Thursday, January 3, 2013

The End of Dickens's 200th

It's now the end of the bicentennial year of Dickens's birth: a great year for Dickens scholars and writers. As the next year starts, I can only speculate about how strangely Dickens's concerns come back to us in new forms, how poverty and need and the intransigence and short-sightedness of power - frequent themes and tensions in his work - recur with equal urgency two-hundred and one years later.

This year, I'm encouraged by the generous reviewers on Goodreads and the support of my readers to begin a new mystery. There will be a Dickensian link (perhaps subtly so), and a thematic connection to The Raven's Seal, but I am also inspired by some other favourite authors (Conrad in particular) and new experiences to move in an interesting direction.

Character and Choice in The Two Towers

Slow reading Tolkien's The Lord of the Rings can expose surprising nuances in the text. One of the criticisms of Tolkien I've come across is that his characters are uninteresting, flat, reflexively good or heroic, yet their heroism lacks depth because ultimately it is easy, all achievement and no sacrifice.

Yet in the first chapter of The Two Towers we see Aragorn at his lowest: confused, grieving, doubting himself and all his actions. He has no clear path, and rather than confidence and assertion he is trapped in uncertainty. The choice (pursue Frodo and the Ring, or rescue Merry and Pippin) is by no means clear, for the one requires the sacrifice of innocents, the other a terrific risk to the world.
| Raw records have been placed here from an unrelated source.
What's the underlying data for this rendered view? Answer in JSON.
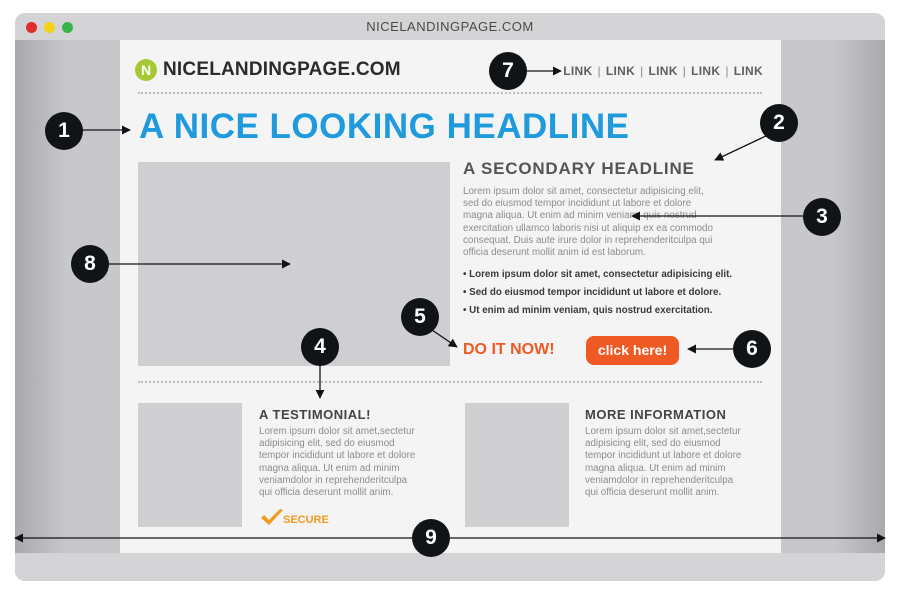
{
  "window": {
    "title": "NICELANDINGPAGE.COM"
  },
  "header": {
    "logo_letter": "N",
    "logo_text": "NICELANDINGPAGE.COM",
    "nav_links": [
      "LINK",
      "LINK",
      "LINK",
      "LINK",
      "LINK"
    ],
    "nav_separator": "|"
  },
  "main": {
    "headline": "A NICE LOOKING HEADLINE",
    "secondary_headline": "A SECONDARY HEADLINE",
    "body_lines": [
      "Lorem ipsum dolor sit amet, consectetur adipisicing elit,",
      "sed do eiusmod tempor incididunt ut labore et dolore",
      "magna aliqua. Ut enim ad minim veniam, quis nostrud",
      "exercitation ullamco laboris nisi ut aliquip ex ea commodo",
      "consequat. Duis aute irure dolor in reprehenderitculpa qui",
      "officia deserunt mollit anim id est laborum."
    ],
    "bullets": [
      "Lorem ipsum dolor sit amet, consectetur adipisicing elit.",
      "Sed do eiusmod tempor incididunt ut labore et dolore.",
      "Ut enim ad minim veniam, quis nostrud exercitation."
    ],
    "cta_text": "DO IT NOW!",
    "cta_button": "click here!"
  },
  "testimonial": {
    "title": "A TESTIMONIAL!",
    "lines": [
      "Lorem ipsum dolor sit amet,sectetur",
      "adipisicing elit, sed do eiusmod",
      "tempor incididunt ut labore et dolore",
      "magna aliqua. Ut enim ad minim",
      "veniamdolor in reprehenderitculpa",
      "qui officia deserunt mollit anim."
    ],
    "secure_label": "SECURE"
  },
  "more_info": {
    "title": "MORE INFORMATION",
    "lines": [
      "Lorem ipsum dolor sit amet,sectetur",
      "adipisicing elit, sed do eiusmod",
      "tempor incididunt ut labore et dolore",
      "magna aliqua. Ut enim ad minim",
      "veniamdolor in reprehenderitculpa",
      "qui officia deserunt mollit anim."
    ]
  },
  "callouts": [
    "1",
    "2",
    "3",
    "4",
    "5",
    "6",
    "7",
    "8",
    "9"
  ],
  "colors": {
    "headline_blue": "#1f9bdd",
    "cta_orange": "#ef5a24",
    "logo_green": "#a6c833",
    "secure_orange": "#f39a1e",
    "badge_dark": "#111417"
  },
  "icons": {
    "logo": "logo-circle-icon",
    "secure": "checkmark-icon"
  }
}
In truth, Tolkien has derailed the quest narrative precisely to bring his characters to this point of testing.

One of the odd pieces of received wisdom of modernism in literature is that 'good' characters are inherently dull, whereas 'flawed' characters are automatically interesting. But making the right moral choice is often a complex problem for the good character but irrelevant to the selfish. The interesting choices, then, confront the good and not the bad, and reveal depth in these characters.

Tolkien does not show us Aragorn's bravery or skill in combat in this chapter, but rather his compassion and forbearance for Boromir (the failed hero, lost on the quest). This is what restores Aragorn's sense of direction and sets him on the uncertain path to his inheritance.